OER and its Social Justice Potential
The OER movement has long sought to foster more equitable access to education, for example, by allowing faculty to provide free textbooks to all students on the first day of class. However, the movement has only recently begun to consider ways to bring together OER with frameworks for diversity, equity and inclusion, so that materials and learning experiences demonstrate that diverse perspectives are valued. With the onset of COVID-19, and the transition to online learning, the time is ripe to leverage the flexibility and adaptability of OER toward more socially just learning experiences.
Lambert (2018), in Changing our (Dis)Course: A Distinctive Social Justice Aligned Definition of Open Education, argues that to meet the needs of today’s students through OER, we must design explicitly for social justice.
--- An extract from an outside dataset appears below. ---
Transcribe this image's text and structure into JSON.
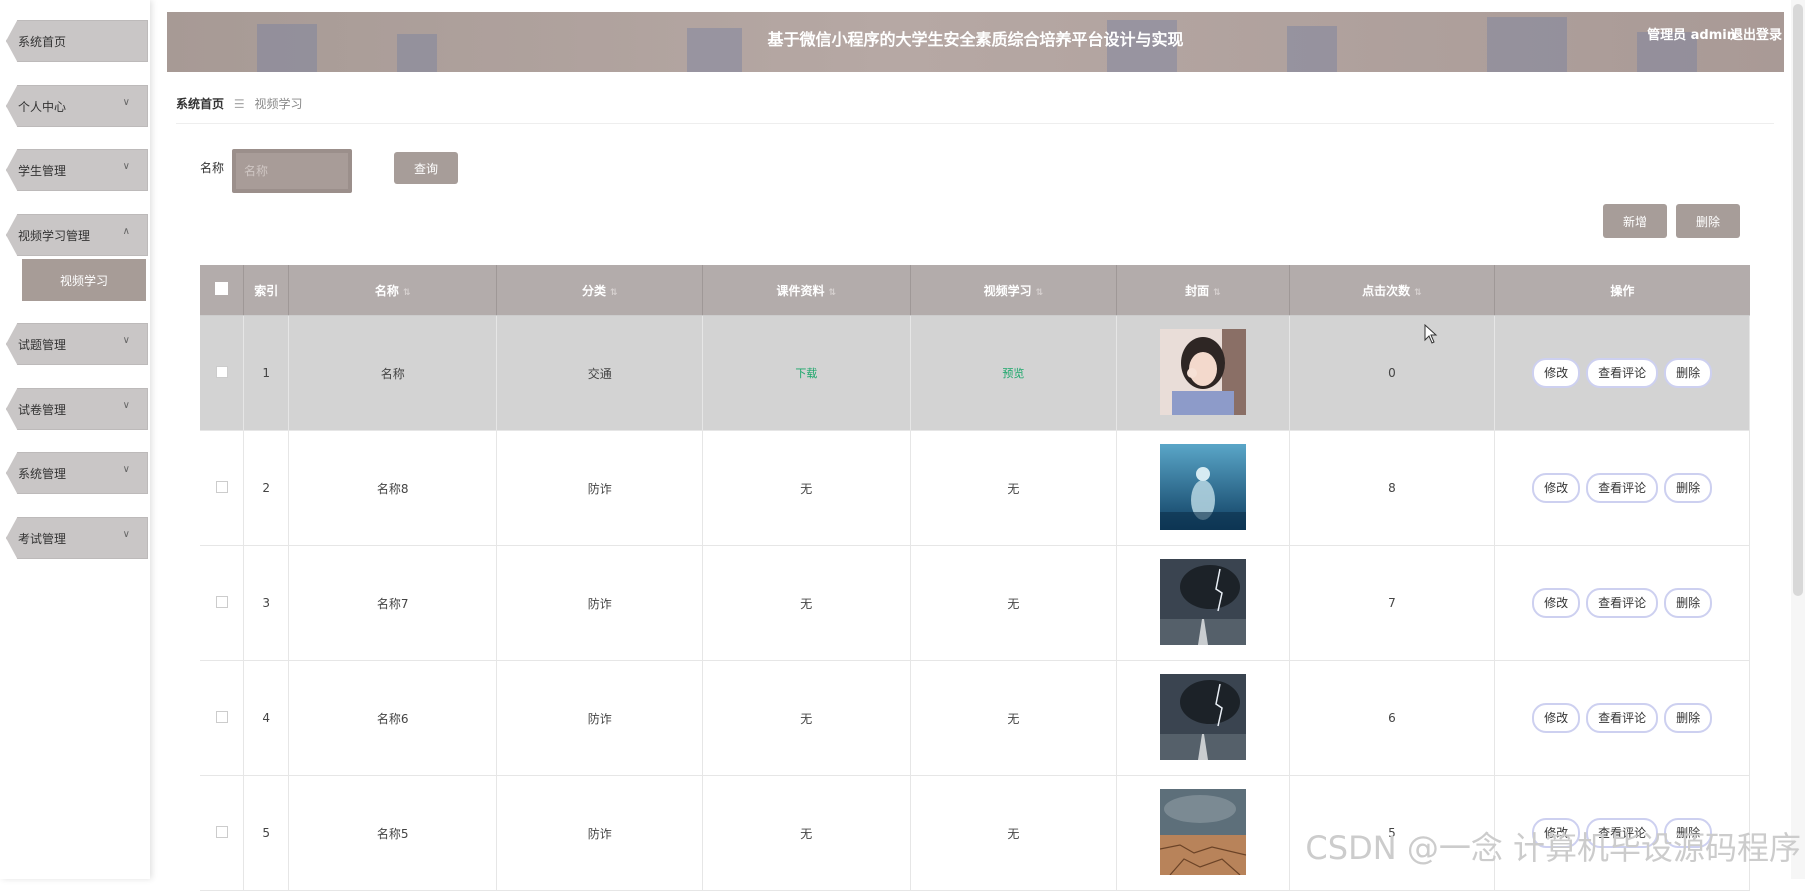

Drawing on principles of social justice from John Rawls (1971), Nancy Fraser (1995), Amanda Keddie (2012), and Iris Marian Young (1997), Lambert demonstrates how OER can support access to education, pay respect to cultural and gender differences, and open up possibilities for giving voice to traditionally marginalized voices, as outlined below:
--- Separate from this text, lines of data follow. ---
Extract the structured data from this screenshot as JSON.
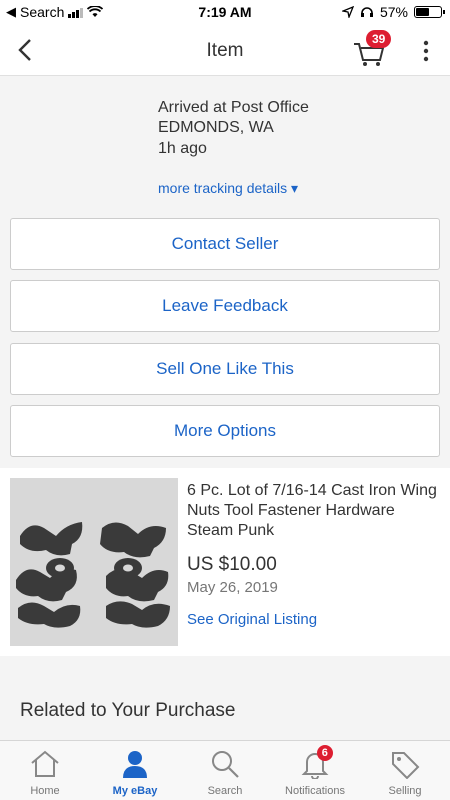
{
  "status_bar": {
    "back_app": "Search",
    "time": "7:19 AM",
    "battery": "57%",
    "battery_level": 0.57
  },
  "header": {
    "title": "Item",
    "cart_count": "39"
  },
  "tracking": {
    "status": "Arrived at Post Office",
    "location": "EDMONDS, WA",
    "time_ago": "1h ago",
    "more_link": "more tracking details ▾"
  },
  "actions": {
    "contact_seller": "Contact Seller",
    "leave_feedback": "Leave Feedback",
    "sell_one": "Sell One Like This",
    "more_options": "More Options"
  },
  "item": {
    "title": "6 Pc. Lot of 7/16-14 Cast Iron Wing Nuts Tool Fastener Hardware Steam Punk",
    "price": "US $10.00",
    "date": "May 26, 2019",
    "listing_link": "See Original Listing"
  },
  "related": {
    "heading": "Related to Your Purchase"
  },
  "tabs": [
    {
      "label": "Home",
      "icon": "home-icon"
    },
    {
      "label": "My eBay",
      "icon": "person-icon"
    },
    {
      "label": "Search",
      "icon": "search-icon"
    },
    {
      "label": "Notifications",
      "icon": "bell-icon",
      "badge": "6"
    },
    {
      "label": "Selling",
      "icon": "tag-icon"
    }
  ],
  "colors": {
    "link_blue": "#1c64c7",
    "badge_red": "#dd1e31"
  }
}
The following resources contain additional information on how to apply these principles in course materials:
- Peralta Community College Online Equity Rubric – An evaluation instrument to help faculty make online course experiences more equitable for students, which addresses student access to technology, avoiding bias in content, and creating more culturally relevant materials that learners can connect to.
- OpenStax’s Guidelines for Improving Representation and Diversity in OER Materials – An OER evaluation rubric and set of general guidelines for developing more diverse, equitable, and inclusive course materials.
- Zero Textbook Cost Pathways: OER & Equity – A Canvas Commons course developed by Aloha Sargent, as part of the California Community Colleges Zero Textbook Cost Program, which explores the connections between equity and OER.
Fraser, F. (1995). From Redistribution to Recognition? Dilemmas of Justice in a “Post-Socialist” Age. New Left Review, 1(212). https://newleftreview.org/I/212/nancy-fraser-from-redistribution-to-recognition-dilemmas-of-justice-in-a-post-socialist-age
Keddie, A. (2012). Schooling and Social Justice Through the Lenses of Nancy Fraser. Critical Studies in Education, 53(3), 263–279.
Lambert, S. R. (2018). Changing our (dis)course: A distinctive social justice aligned definition of open education. Journal of Learning for Development , 5(3). https://jl4d.org/index.php/ejl4d/article/view/290
Rawls, J. (1971). A theory of justice. Oxford: Oxford University Press.
Young, I. M. (1997). Unruly Categories: A Critique of Nancy Fraser’s Dual Systems Theory. New Left Review, 1(222), 147–160. https://doi.org/10.1002/9780470756119.ch54